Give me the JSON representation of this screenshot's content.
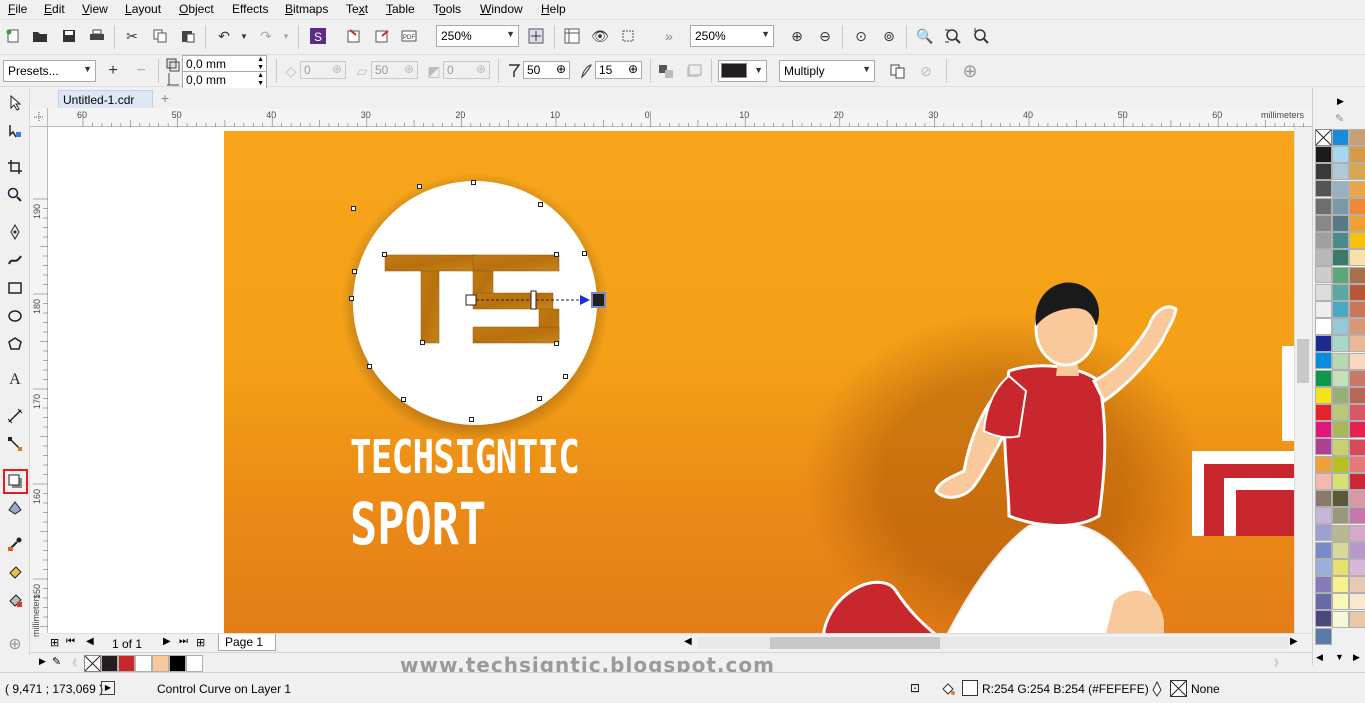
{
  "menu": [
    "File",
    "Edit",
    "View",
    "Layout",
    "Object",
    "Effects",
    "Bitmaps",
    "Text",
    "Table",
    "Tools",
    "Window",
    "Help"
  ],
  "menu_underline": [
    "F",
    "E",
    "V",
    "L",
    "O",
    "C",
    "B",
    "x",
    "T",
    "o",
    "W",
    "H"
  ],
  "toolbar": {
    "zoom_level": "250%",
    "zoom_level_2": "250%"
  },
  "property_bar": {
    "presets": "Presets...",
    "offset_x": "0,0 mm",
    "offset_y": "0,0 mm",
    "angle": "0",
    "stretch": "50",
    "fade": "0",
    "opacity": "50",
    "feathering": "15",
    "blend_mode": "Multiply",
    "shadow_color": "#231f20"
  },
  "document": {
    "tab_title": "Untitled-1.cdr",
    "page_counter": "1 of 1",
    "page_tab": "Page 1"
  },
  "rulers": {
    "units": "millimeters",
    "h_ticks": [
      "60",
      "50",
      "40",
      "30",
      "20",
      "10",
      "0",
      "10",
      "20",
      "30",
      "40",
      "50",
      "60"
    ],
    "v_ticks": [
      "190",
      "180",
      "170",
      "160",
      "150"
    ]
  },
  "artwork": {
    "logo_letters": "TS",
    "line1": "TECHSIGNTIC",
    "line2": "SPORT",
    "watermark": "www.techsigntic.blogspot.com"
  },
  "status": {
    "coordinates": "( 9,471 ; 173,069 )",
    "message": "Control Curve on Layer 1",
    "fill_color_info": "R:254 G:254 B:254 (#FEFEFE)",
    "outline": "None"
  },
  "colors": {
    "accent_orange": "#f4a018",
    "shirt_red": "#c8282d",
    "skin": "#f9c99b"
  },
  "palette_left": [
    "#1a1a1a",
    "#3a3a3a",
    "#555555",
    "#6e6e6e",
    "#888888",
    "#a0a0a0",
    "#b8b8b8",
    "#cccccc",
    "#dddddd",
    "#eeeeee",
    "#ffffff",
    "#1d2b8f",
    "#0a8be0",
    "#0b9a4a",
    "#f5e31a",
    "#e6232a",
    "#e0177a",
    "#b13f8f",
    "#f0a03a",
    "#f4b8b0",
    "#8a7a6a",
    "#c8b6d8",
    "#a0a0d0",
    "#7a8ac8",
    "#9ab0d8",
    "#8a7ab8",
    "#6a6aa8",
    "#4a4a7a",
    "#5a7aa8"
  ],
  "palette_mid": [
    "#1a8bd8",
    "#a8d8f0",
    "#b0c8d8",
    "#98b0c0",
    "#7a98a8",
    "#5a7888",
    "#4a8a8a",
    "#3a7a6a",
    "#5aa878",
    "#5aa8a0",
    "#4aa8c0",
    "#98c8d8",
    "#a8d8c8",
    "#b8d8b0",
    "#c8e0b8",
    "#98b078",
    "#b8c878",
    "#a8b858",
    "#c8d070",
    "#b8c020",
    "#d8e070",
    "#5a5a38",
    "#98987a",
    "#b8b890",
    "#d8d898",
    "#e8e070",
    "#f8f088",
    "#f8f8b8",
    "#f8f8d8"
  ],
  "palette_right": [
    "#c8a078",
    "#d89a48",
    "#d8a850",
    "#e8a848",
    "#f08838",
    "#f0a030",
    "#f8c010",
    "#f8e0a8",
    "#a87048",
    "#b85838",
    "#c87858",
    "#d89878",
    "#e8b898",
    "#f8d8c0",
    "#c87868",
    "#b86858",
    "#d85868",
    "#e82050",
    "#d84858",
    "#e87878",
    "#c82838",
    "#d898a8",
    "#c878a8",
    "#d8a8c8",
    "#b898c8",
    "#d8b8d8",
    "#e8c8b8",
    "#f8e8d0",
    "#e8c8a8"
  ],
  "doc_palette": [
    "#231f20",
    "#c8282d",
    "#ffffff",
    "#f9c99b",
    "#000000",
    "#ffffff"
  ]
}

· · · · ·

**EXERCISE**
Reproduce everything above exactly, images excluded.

**TASK SOLUTION**
Give me the JSON representation of this screenshot's content.
{
  "menu": [
    "File",
    "Edit",
    "View",
    "Layout",
    "Object",
    "Effects",
    "Bitmaps",
    "Text",
    "Table",
    "Tools",
    "Window",
    "Help"
  ],
  "menu_underline": [
    "F",
    "E",
    "V",
    "L",
    "O",
    "C",
    "B",
    "x",
    "T",
    "o",
    "W",
    "H"
  ],
  "toolbar": {
    "zoom_level": "250%",
    "zoom_level_2": "250%"
  },
  "property_bar": {
    "presets": "Presets...",
    "offset_x": "0,0 mm",
    "offset_y": "0,0 mm",
    "angle": "0",
    "stretch": "50",
    "fade": "0",
    "opacity": "50",
    "feathering": "15",
    "blend_mode": "Multiply",
    "shadow_color": "#231f20"
  },
  "document": {
    "tab_title": "Untitled-1.cdr",
    "page_counter": "1 of 1",
    "page_tab": "Page 1"
  },
  "rulers": {
    "units": "millimeters",
    "h_ticks": [
      "60",
      "50",
      "40",
      "30",
      "20",
      "10",
      "0",
      "10",
      "20",
      "30",
      "40",
      "50",
      "60"
    ],
    "v_ticks": [
      "190",
      "180",
      "170",
      "160",
      "150"
    ]
  },
  "artwork": {
    "logo_letters": "TS",
    "line1": "TECHSIGNTIC",
    "line2": "SPORT",
    "watermark": "www.techsigntic.blogspot.com"
  },
  "status": {
    "coordinates": "( 9,471 ; 173,069 )",
    "message": "Control Curve on Layer 1",
    "fill_color_info": "R:254 G:254 B:254 (#FEFEFE)",
    "outline": "None"
  },
  "colors": {
    "accent_orange": "#f4a018",
    "shirt_red": "#c8282d",
    "skin": "#f9c99b"
  },
  "palette_left": [
    "#1a1a1a",
    "#3a3a3a",
    "#555555",
    "#6e6e6e",
    "#888888",
    "#a0a0a0",
    "#b8b8b8",
    "#cccccc",
    "#dddddd",
    "#eeeeee",
    "#ffffff",
    "#1d2b8f",
    "#0a8be0",
    "#0b9a4a",
    "#f5e31a",
    "#e6232a",
    "#e0177a",
    "#b13f8f",
    "#f0a03a",
    "#f4b8b0",
    "#8a7a6a",
    "#c8b6d8",
    "#a0a0d0",
    "#7a8ac8",
    "#9ab0d8",
    "#8a7ab8",
    "#6a6aa8",
    "#4a4a7a",
    "#5a7aa8"
  ],
  "palette_mid": [
    "#1a8bd8",
    "#a8d8f0",
    "#b0c8d8",
    "#98b0c0",
    "#7a98a8",
    "#5a7888",
    "#4a8a8a",
    "#3a7a6a",
    "#5aa878",
    "#5aa8a0",
    "#4aa8c0",
    "#98c8d8",
    "#a8d8c8",
    "#b8d8b0",
    "#c8e0b8",
    "#98b078",
    "#b8c878",
    "#a8b858",
    "#c8d070",
    "#b8c020",
    "#d8e070",
    "#5a5a38",
    "#98987a",
    "#b8b890",
    "#d8d898",
    "#e8e070",
    "#f8f088",
    "#f8f8b8",
    "#f8f8d8"
  ],
  "palette_right": [
    "#c8a078",
    "#d89a48",
    "#d8a850",
    "#e8a848",
    "#f08838",
    "#f0a030",
    "#f8c010",
    "#f8e0a8",
    "#a87048",
    "#b85838",
    "#c87858",
    "#d89878",
    "#e8b898",
    "#f8d8c0",
    "#c87868",
    "#b86858",
    "#d85868",
    "#e82050",
    "#d84858",
    "#e87878",
    "#c82838",
    "#d898a8",
    "#c878a8",
    "#d8a8c8",
    "#b898c8",
    "#d8b8d8",
    "#e8c8b8",
    "#f8e8d0",
    "#e8c8a8"
  ],
  "doc_palette": [
    "#231f20",
    "#c8282d",
    "#ffffff",
    "#f9c99b",
    "#000000",
    "#ffffff"
  ]
}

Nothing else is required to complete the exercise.